The vaults and murals of this hall are adorned with the insignia of the order of St. George. In the arch of the two walls at each end of the hall are releifs representing St. George on horseback and the dragon he has pierced with his lance.
Facing the central window, on the river side, we find under a glass case a group in silver, depicting Ermak, the cossack who conquered Siberia, and Count Platov. This work was given in 1870 by the Don Cossacks to their August Hetman, Tsarevich Alexander Alexandrovich, the future Alexander III, on the occassion of the three hundred year anniversary of the existance of the Don Cossack troops.
The mantlepieces, in carrera marble, next to the windows on the south, show sculpted trophies, the work of Campioni. On each mantle are gilt bronze clocks, also ornamented with trophies; on one a St. George, on the other Minin and Pojarsky.
The benches and stools with gilt feet are covered in silk, in the same color as the ribbon of the Order of St. George.
The magnificent parquet floor, appearing like an immense carpet, is made from more than 20 different species of precious woods, each a different color.
The Hall is lit by a double row of windows and at night by more than 3000 electric lamps, on six bronze chandeliers, with four arms and on the top of the entire cornice of the room.
The door which opens to the passage which attaches to the St.Vladimir Hall is made of stained glass. The design, in opaque glass reproduces the insignias of the Order.
On the east side of the St. George Hall is a covered gallery attached to the porticos of the Cathedral of the Annunciation.
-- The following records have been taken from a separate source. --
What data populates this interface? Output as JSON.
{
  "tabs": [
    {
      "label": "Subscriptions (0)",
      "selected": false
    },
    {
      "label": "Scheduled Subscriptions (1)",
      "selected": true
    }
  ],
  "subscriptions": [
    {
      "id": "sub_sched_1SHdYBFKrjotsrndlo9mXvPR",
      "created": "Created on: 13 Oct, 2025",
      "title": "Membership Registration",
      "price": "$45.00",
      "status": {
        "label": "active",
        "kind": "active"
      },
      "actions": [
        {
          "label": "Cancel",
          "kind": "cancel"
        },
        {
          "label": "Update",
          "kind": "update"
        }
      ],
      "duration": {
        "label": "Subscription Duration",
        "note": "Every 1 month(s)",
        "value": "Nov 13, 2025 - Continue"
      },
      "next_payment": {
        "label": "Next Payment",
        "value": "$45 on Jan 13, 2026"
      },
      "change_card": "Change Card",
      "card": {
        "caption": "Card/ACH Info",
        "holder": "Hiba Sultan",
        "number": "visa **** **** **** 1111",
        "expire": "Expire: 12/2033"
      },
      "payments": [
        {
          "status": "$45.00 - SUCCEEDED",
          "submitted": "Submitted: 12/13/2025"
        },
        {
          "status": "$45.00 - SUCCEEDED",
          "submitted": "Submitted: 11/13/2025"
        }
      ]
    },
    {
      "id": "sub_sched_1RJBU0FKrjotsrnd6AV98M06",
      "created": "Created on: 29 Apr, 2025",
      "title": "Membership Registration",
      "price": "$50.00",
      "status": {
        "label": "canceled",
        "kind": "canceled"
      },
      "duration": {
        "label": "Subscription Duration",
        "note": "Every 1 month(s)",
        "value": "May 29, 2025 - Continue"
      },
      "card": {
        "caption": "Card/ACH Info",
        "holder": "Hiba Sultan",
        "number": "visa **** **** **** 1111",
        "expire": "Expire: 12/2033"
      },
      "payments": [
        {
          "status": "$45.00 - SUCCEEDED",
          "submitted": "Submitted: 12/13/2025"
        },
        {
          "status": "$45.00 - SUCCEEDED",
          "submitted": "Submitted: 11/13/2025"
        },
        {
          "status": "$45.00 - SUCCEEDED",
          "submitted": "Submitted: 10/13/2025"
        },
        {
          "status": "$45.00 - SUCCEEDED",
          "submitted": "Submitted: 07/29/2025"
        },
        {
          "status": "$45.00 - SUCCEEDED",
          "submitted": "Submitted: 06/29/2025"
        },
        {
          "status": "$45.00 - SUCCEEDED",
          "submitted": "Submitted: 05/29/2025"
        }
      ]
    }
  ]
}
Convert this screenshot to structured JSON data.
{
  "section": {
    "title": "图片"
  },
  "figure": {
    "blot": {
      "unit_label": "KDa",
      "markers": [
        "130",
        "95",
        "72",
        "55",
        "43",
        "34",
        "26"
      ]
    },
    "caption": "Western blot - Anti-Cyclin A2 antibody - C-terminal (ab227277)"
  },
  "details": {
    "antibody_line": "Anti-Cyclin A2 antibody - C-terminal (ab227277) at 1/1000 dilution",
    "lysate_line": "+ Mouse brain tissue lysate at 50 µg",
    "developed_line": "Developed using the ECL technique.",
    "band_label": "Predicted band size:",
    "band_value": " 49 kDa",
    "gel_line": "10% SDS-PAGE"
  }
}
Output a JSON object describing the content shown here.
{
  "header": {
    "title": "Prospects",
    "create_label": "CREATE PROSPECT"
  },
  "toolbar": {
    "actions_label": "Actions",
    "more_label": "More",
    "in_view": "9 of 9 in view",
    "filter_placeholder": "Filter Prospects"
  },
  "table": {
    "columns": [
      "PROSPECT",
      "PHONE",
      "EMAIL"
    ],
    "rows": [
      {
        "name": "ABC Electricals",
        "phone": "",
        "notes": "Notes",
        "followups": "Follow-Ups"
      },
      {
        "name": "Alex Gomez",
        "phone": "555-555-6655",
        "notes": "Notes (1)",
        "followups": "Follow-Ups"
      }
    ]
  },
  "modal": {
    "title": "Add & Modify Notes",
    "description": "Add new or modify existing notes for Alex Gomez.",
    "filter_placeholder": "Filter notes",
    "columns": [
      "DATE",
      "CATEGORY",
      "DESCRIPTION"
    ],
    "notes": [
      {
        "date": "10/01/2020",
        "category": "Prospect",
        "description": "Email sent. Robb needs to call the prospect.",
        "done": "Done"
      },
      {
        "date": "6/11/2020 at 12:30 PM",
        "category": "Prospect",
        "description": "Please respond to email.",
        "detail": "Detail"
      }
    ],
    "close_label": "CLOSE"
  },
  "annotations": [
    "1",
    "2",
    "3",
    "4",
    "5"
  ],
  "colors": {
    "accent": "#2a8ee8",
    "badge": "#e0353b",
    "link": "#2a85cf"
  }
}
On the days of the grand ceremonies, the civil authorities, the representatives of the Nobility of Moscow and those of the City will gather in this Hall.